However, like other composers born under Beethoven’s shadow, Weber felt an obligation to go beyond the the character piece, and write proper sonatas. Whereas some composers were intimidated by the prospect, and tried to squeeze a relaxed romantic style into a severe Beethovenian form, Weber adapted the sonata to his own purposes. There is a steady progression from the extrovert display of the first sonata (whose opening downward rush of semiquavers Chopin recalled in his ‘Revolutionary’ Study, written some 15 years after Weber’s death) to the more disciplined and introverted No. 4, written the year after the Freischütz premiere.
Weber used the idea of a programme on several occasions, most famously in his solo piano piece Invitation to the Dance. The diffident opening describes the dancer approaching a lady at a ball. He then bears her off into a brilliant waltz, which rises to a pitch of excitement until he takes leave of her, when the opening mood returns. Just before that happens, though, there is a mysterious moment which saves the piece from complete predictability.
The waltz rhythm continues, but the music moves suddenly to a remote key, and becomes unexpectedly hushed. The effect is like a memory; it’s as if we’ve already left the dance and are looking regretfully back at it. This evocation of the power of the memory links Weber to later romantics, particularly Schumann. The effect of distance produced by these sudden modulations needn’t be a distance of memory; it could be the mysterious distances of a haunted place, as in the famous Wolf Glen’s scene from Freischütz. Or it could be the general sense of things coming ‘from afar’, as in the scene in Freischütz where the chorus of Bridesmaids moves off stage in mid-song, so that their disembodied voices are heard from off-stage.
These devices lend a feeling of ‘enchantment’ to a musical or dramatic scene, which was always Weber’s chief aim. More powerful than any of them was the use of new orchestral colours. Here Weber managed to be both a pioneer and a master – all his novel effects actually ‘come off’ in practice, thanks in part to his long experience as a conductor. Some of the most striking are in Freischütz. Here Weber says he wanted to portray the sinister element with ‘the lowest register of the violins, violas and basses, particularly the lowest register of the clarinet… then the mournful sound of the bassoon, the lowest notes of the horn, the hollow roll of drums…’

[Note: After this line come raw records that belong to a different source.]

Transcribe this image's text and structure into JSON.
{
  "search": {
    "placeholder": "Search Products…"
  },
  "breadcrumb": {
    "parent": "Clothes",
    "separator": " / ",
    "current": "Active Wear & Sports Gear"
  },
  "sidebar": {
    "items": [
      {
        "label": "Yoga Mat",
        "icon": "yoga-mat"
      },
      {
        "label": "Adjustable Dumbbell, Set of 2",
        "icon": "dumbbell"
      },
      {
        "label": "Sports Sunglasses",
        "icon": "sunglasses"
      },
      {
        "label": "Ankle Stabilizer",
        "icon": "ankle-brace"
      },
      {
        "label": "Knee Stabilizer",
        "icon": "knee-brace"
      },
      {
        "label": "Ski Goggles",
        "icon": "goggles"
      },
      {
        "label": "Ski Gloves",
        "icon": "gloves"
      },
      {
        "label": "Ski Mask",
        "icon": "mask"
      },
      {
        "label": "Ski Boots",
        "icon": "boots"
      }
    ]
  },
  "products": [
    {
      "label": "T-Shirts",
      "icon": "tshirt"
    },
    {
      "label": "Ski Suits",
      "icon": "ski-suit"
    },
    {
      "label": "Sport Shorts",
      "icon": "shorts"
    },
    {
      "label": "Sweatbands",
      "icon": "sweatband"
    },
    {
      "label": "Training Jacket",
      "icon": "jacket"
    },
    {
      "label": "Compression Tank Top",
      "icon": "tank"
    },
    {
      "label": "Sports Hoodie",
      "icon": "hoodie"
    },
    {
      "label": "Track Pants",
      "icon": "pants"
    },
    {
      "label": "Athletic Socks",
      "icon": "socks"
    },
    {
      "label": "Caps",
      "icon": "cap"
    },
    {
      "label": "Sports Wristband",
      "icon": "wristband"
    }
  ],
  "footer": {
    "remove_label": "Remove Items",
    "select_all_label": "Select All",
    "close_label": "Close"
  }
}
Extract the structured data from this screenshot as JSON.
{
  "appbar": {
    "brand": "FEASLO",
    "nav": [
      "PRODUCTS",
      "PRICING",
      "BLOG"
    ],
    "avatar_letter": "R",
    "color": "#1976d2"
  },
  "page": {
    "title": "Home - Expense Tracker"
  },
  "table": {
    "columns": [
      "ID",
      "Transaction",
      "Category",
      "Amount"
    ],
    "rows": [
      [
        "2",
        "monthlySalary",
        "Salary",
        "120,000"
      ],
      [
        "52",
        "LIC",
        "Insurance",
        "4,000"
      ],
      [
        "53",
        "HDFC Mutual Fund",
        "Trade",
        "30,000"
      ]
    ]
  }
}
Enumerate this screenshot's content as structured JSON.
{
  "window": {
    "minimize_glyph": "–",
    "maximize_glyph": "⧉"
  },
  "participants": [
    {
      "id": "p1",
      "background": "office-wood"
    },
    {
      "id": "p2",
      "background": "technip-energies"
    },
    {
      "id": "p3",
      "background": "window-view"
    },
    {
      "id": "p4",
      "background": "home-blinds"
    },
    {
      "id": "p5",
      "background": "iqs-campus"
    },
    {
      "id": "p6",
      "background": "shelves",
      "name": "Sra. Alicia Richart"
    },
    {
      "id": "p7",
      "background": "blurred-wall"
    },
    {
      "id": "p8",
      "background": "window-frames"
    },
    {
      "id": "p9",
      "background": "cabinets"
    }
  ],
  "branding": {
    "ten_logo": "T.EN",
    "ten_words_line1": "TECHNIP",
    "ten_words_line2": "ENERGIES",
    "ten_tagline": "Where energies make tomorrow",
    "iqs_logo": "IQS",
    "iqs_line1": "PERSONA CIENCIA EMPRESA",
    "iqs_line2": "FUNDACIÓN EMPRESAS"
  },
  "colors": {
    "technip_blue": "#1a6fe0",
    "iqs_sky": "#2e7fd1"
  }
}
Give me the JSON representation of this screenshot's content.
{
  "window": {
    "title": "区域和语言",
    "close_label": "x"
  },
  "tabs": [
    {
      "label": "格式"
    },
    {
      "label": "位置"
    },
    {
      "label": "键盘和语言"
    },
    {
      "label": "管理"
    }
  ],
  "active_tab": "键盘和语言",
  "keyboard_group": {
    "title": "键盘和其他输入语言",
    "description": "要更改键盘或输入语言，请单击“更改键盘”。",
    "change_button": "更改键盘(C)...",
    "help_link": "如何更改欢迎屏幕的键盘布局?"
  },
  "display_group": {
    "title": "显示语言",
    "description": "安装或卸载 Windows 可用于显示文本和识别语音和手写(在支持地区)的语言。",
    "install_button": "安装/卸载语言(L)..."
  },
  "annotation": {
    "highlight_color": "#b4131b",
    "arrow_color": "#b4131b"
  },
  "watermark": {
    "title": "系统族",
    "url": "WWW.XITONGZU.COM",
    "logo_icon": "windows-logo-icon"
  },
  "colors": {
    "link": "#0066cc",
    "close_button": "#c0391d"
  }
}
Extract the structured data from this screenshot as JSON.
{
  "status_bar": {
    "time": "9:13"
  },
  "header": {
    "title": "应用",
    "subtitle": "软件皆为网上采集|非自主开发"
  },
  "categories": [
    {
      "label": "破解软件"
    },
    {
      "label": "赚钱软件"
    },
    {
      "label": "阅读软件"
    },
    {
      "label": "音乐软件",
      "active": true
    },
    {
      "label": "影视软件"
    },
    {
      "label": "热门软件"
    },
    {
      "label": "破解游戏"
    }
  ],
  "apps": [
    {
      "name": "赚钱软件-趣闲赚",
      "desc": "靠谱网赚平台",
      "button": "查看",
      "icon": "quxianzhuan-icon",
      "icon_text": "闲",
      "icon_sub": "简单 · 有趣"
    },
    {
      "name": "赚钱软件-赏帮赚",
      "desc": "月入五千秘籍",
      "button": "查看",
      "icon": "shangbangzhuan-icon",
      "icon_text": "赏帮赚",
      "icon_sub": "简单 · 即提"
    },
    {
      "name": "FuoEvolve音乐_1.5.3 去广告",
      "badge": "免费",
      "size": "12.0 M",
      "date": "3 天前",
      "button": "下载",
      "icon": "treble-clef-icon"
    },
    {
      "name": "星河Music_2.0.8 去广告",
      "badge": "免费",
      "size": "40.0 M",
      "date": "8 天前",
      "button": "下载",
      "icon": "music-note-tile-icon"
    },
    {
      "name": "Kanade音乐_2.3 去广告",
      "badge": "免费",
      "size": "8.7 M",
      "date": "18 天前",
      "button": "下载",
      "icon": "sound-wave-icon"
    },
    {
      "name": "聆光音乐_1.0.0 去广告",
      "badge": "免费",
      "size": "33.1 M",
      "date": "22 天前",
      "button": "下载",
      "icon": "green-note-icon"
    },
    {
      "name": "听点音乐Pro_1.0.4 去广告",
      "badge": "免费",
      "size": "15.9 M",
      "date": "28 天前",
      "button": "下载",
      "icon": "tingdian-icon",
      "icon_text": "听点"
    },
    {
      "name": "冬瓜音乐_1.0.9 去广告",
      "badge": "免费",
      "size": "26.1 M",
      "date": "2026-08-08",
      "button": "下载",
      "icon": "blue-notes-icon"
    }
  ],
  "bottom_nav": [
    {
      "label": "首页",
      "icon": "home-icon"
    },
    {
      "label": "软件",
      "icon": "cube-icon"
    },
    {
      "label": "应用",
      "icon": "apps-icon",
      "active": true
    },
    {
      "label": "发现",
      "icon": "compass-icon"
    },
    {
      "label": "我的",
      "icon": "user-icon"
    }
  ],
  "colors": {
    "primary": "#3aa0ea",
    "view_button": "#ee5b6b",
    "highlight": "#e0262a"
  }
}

All this Weber had achived by the time of that famous Freischütz premiere. Yet everything he had written until then could be called an early work. The opera that followed Freischütz, Euryanthe, is in every way more mature. Not until Wagner’s Lohengrin was its adventurous harmony surpassed. By this time Weber’s reputation was Europe-wide, and he received a commission from Covent Garden for a new opera, Oberon. But his health was shattered, and Weber’s letters show a foreboding of his own end. ‘Whether I go to London or not, in a year I’m a dead man. But if I go, my children will eat when their father’s dead, and I stay they’ll starve.’ On 5 June, two months after the premiere of Oberon he died in London, and was buried in Moorfields. Eighteen years later his successor in Dresden, Richard Wagner, arranged for his remains to be reburied in Germany. At his grave, Wagner made a speech in which he said ‘the Briton does you justice, the Frenchman admires you… but only the German can love you’. Fortunately the last 150 years have proved him wrong.